For example, in 1/2 cup of Nature Valley Oats N’ Honey Granola, you’re eating 210 calories and 12 grams of sugar! The nutritionist recommended amount of sugar intake a day should only be 25 grams – so you’ve already eaten half of your sugar intake for the day in just that 1/2 cup!
For all you granola lovers out there, you can still enjoy these crunchy clusters. Try researching some brands that offer organic grains, and use coconut oil or olive oil in their ingredients as a healthier option.
We’ve got another big liar in the house!
Flavored, pre-packaged yogurts are crowned with the title of an easy, on-the-go breakfast or snack. Often paired with our old friend granola.
Don’t be fooled! Just because the label says “contains real fruit”, doesn’t mean it’s your healthiest option.
Many of the yogurts that contain fruit is pureed, or has been sitting in some kind of syrup. This means most of its nutrients have been stripped and have little nutritional value. Say hello to sugar overdose!
So what should you do? Start buying plain, Greek yogurt. You’ll get much more protein, calcium, and vitamin D than you would in flavored yogurts. Plus, you can add your own whole fruits to the mix without the guilt!
If you’re one of those people who enjoys making a smoothie or juice every morning before work or after a workout, you may want to reconsider.
We get it, your intentions are completely pure.You’ve been led to believe that smoothies and juices are just fruits and vegetables, and therefore good for you, right?
While they’re not totally bad for you, they’re not totally great either. When you blend up your fruits, you’re stripping away the fiber and important antioxidants within it. This causes your blood sugar and insulin levels to spike.
Additionally, fruit has its own natural sugar that, when eaten in moderation, is good for you. But if you’re making a juice or smoothie a few times a day, that’s a lot of sugar you’re consuming!
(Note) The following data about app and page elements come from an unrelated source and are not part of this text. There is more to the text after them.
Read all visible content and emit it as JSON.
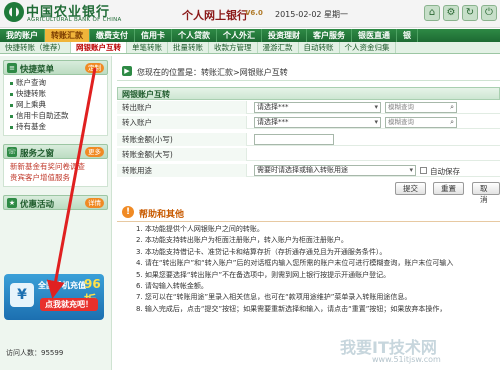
{
  "header": {
    "bank_name_cn": "中国农业银行",
    "bank_name_en": "AGRICULTURAL BANK OF CHINA",
    "product": "个人网上银行",
    "version": "V6.0",
    "date": "2015-02-02 星期一",
    "buttons": [
      "home-icon",
      "settings-icon",
      "refresh-icon",
      "power-icon"
    ]
  },
  "main_nav": {
    "tabs": [
      "我的账户",
      "转账汇款",
      "缴费支付",
      "信用卡",
      "个人贷款",
      "个人外汇",
      "投资理财",
      "客户服务",
      "银医直通",
      "银"
    ],
    "active": "转账汇款"
  },
  "sub_nav": {
    "tabs": [
      "快捷转账（推荐）",
      "网银账户互转",
      "单笔转账",
      "批量转账",
      "收款方管理",
      "漫游汇款",
      "自动转账",
      "个人资金归集"
    ],
    "active": "网银账户互转"
  },
  "sidebar": {
    "quick_menu": {
      "title": "快捷菜单",
      "badge": "定制",
      "items": [
        "账户查询",
        "快捷转账",
        "网上乘典",
        "信用卡自助还款",
        "持有基金"
      ]
    },
    "service": {
      "title": "服务之窗",
      "badge": "更多",
      "items": [
        "新新基金有奖问卷调查",
        "贵宾客户增值服务"
      ]
    },
    "promo_activity": {
      "title": "优惠活动",
      "badge": "详情"
    },
    "banner": {
      "text1": "全国手机充值",
      "amount": "96折",
      "text2": "点我就充吧！"
    },
    "visitors": "访问人数：95599"
  },
  "content": {
    "location": "您现在的位置是：转账汇款>网银账户互转",
    "form_title": "网银账户互转",
    "form": {
      "from_label": "转出账户",
      "from_value": "请选择***",
      "from_search_placeholder": "模糊查询",
      "to_label": "转入账户",
      "to_value": "请选择***",
      "to_search_placeholder": "模糊查询",
      "amount_small_label": "转账金额(小写)",
      "amount_large_label": "转账金额(大写)",
      "purpose_label": "转账用途",
      "purpose_value": "需要时请选择或输入转账用途",
      "auto_save_label": "自动保存"
    },
    "buttons": {
      "submit": "提交",
      "reset": "重置",
      "cancel": "取消"
    },
    "help": {
      "title": "帮助和其他",
      "items": [
        "1. 本功能提供个人网银账户之间的转账。",
        "2. 本功能支持转出账户为柜面注册账户，转入账户为柜面注册账户。",
        "3. 本功能支持借记卡、准贷记卡和结算存折（存折通存通兑且为开通服务条件）。",
        "4. 请在“转出账户”和“转入账户”后的对话框内输入您所需的账户末位可进行模糊查询，账户末位可输入",
        "5. 如果您要选择“转出账户”不在备选项中，则需到网上银行按提示开通账户登记。",
        "6. 请勾输入转帐金额。",
        "7. 您可以在“转账用途”里录入相关信息，也可在“款项用途维护”菜单录入转账用途信息。",
        "8. 输入完成后，点击“提交”按钮；如果需要重新选择和输入，请点击“重置”按钮；如果放弃本操作，"
      ]
    }
  },
  "watermark": {
    "text": "我要IT技术网",
    "url": "www.51itjsw.com"
  },
  "colors": {
    "brand_green": "#1f7a3a",
    "nav_active": "#f0b43a",
    "help_orange": "#c85a00",
    "annotation_red": "#e02020"
  }
}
When you drink your calories, you get a short term fullness that doesn’t last too long. This may cause you to eat more than what you need. If you eat an apple, you feel significantly more satisfied than just drinking a glass of apple juice.
Health professionals argue that fruits and vegetables in their natural state are the best way to get the nutrients you need to keep your body functioning at its best!
Now, this isn’t to say you should never gulp down a smoothie or green juice again. Drinking your fruits and veggies is by far a better option than picking up a soda or store bought juice.
Just keep in mind that in addition to those juices, make sure you’re still getting in your fiber and protein to make up for any lost nutrients in the juice.
Whole Wheat Bread
“No! It can’t be! It’s whole wheat! How could it be bad for me?!”
Did we correctly read your mind?
We know how amazing bread is – you can stick practically anything you want between two slices and suddenly it becomes a delicious, filling meal.
The problem is when you’re taking in the wrong kind of bread. Despite what you may think, carbs aren’t always the enemy. In fact, we need them to give us energy and promote a healthy digestive system.
The “whole wheat” bread you find in the store isn’t telling you the whole truth. Unless you see “100% whole wheat” on the label, chances are you’re getting white bread with a tan.
What some manufacturers do is mix in some wheat flour into the mix, and then label it as whole wheat bread.
Another mark of a truly healthy bread is if you see that each slice contains at least 2 grams of fiber.
Reduced Fat Peanut Butter
It’s peanut butter facts time!
Peanuts on their own are full of healthy monounsaturated fats, which help lower cholesterol levels and prevent heart disease.
When you opt for peanut butter brands that say “reduced fat”, you’re not really getting a fair trade off of nutrients.
They actually have the same number of calories, but with added sugar to make up for the lack of fat.
Our advice? Stick with a natural peanut butter that has all that wonderful fat in it. Remember, not all fats are bad fats!
It’s easy to believe what you see in advertisements – after all, they’re supposed to be truthful in their claims right? Unfortunately, that’s not always the case. If you’re ever at a loss for what you should put into your body, just remember that foods in their most natural form are usually the healthiest options!